Days before the election, Atyani conducted a one-on-one exclusive with Prime Minister Imran Khan.
Arab News’ Pakistan edition is part of the regional publishing giant Saudi Research and Marketing Group (SRMG). With the edition’s success, the SRMG is looking to replicate the model across Asia.


REVIEW: Second season of Sacred Games mirrors the ills of today's India

Updated 49 min 20 sec ago

REVIEW: Second season of Sacred Games mirrors the ills of today's India

CHENNAI: The first season of “Sacred Games” last year was a hit, and the second edition, which began streaming on Netflix on Aug. 15, may be even more so.

The eight episodes explore some of India's most pressing current issues such as a nuclear threat, terrorism and inter-religious animosity dating back to the country's 1947 partition. It. It also addresses how religious men can indulge in the most unholy of acts, including helping corrupt politicians.

Some of the greatest films have had conflict and war as their backdrop: “Gone with the Wind,” “Casablanca,” “Ben-Hur” and “Garam Hawa,” to mention a few. The second season of “Sacred Games” also unfolds in such a scenario, with terrorism and inter-communal disharmony having a rippling effect on the nation.

Directed by Anurag Kashyap (“Gangs of Wasseypur,” “Black Friday”) and Neeraj Ghaywan (“Masaan,” which premiered at Cannes in 2015), the web series, based on Vikram Chandra's 2006 novel, unfolds with Ganesh Gaitonde (played by Nawazuddin Siddiqui) escaping from prison and finding himself in Mombasa. He has been carted there by an agent of India's

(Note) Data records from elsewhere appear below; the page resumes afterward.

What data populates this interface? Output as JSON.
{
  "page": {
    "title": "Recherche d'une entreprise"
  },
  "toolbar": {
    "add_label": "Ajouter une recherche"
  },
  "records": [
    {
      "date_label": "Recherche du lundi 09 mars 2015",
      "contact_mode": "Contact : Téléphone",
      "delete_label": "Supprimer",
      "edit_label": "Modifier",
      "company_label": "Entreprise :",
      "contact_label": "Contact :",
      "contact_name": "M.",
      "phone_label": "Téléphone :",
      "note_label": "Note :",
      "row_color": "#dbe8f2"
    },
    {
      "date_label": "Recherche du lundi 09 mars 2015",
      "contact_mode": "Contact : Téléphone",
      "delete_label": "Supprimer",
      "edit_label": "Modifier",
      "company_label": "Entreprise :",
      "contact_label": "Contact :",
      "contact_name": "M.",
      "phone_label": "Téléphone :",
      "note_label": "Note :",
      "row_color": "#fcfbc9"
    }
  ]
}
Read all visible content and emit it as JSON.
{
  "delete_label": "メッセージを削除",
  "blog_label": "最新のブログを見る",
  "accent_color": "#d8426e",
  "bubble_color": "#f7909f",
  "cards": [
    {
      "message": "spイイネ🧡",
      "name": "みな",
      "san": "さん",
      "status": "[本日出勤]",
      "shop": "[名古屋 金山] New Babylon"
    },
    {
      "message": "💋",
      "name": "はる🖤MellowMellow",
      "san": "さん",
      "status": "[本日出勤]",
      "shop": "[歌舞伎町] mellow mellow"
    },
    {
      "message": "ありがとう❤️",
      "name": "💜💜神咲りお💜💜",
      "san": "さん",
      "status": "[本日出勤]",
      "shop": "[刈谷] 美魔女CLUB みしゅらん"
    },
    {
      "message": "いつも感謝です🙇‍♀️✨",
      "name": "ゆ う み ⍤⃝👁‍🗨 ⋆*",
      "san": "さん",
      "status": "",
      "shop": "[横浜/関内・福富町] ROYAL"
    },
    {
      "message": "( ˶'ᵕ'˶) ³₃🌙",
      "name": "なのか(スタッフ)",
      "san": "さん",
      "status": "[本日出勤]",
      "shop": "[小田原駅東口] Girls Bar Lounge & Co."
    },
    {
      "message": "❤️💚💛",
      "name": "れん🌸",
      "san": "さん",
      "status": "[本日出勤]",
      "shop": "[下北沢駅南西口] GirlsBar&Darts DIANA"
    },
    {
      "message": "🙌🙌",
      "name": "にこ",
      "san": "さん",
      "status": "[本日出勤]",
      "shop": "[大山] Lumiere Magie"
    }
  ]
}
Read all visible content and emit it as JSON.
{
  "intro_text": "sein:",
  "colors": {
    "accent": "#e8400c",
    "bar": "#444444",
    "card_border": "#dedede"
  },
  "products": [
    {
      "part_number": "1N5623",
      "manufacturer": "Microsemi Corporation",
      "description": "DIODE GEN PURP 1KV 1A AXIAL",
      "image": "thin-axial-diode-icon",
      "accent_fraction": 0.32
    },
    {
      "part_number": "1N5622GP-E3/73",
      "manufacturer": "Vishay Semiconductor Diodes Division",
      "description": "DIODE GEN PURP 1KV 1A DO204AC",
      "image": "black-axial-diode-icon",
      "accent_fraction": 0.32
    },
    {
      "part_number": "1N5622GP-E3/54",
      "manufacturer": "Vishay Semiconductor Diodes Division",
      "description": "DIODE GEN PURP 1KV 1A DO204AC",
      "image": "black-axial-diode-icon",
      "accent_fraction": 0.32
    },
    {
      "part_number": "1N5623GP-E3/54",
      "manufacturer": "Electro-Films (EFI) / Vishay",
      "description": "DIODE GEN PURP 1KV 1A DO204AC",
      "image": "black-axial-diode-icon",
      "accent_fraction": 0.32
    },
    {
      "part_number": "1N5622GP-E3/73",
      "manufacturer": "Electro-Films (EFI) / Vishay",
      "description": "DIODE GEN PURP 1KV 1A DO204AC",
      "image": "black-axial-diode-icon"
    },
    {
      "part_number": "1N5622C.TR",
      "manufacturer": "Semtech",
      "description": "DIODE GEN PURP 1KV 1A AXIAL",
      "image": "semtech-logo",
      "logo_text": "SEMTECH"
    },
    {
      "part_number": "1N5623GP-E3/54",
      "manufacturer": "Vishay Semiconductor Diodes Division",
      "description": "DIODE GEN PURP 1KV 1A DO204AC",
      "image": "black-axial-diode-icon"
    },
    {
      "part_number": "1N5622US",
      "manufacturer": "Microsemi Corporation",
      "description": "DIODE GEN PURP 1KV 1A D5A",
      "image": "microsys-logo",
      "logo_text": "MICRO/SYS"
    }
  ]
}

Research and Analysis Wing, Kusum Devi Yadav (Amruta Subhash), who forces him to help find Shahid Khan (Ranvir Shorey), the mastermind behind bomb blasts and terror attacks.

In Mumbai, police inspector Sartaj (Saif Ali Khan) has just two weeks to save the city from a nuclear attack, which Gaitonde had warned him about. Both men love Mumbai and do not want it to be destroyed. But religious extremist Khanna Guruji (Pankaj Tripathi) and his chief disciple Batya Ableman (Kalki Koechlin) believe that only such a catastrophic destruction can help cleanse society and bring a cleaner, saner new order.

A narrative of deceit, betrayal, love and longing, the second season has a plodding start, but picks up steam from the fourth episode, with Sartaj and his men racing against time to find a nuclear time bomb that could wipe out Mumbai. Crude dialogue and a constant doomsday atmosphere could have been avoided, but riveting performances by the lead pair – Khan and Siddiqui (though he is getting typecast in this kind of role) – and nail-biting thrills make this Netflix original dramatically captivating.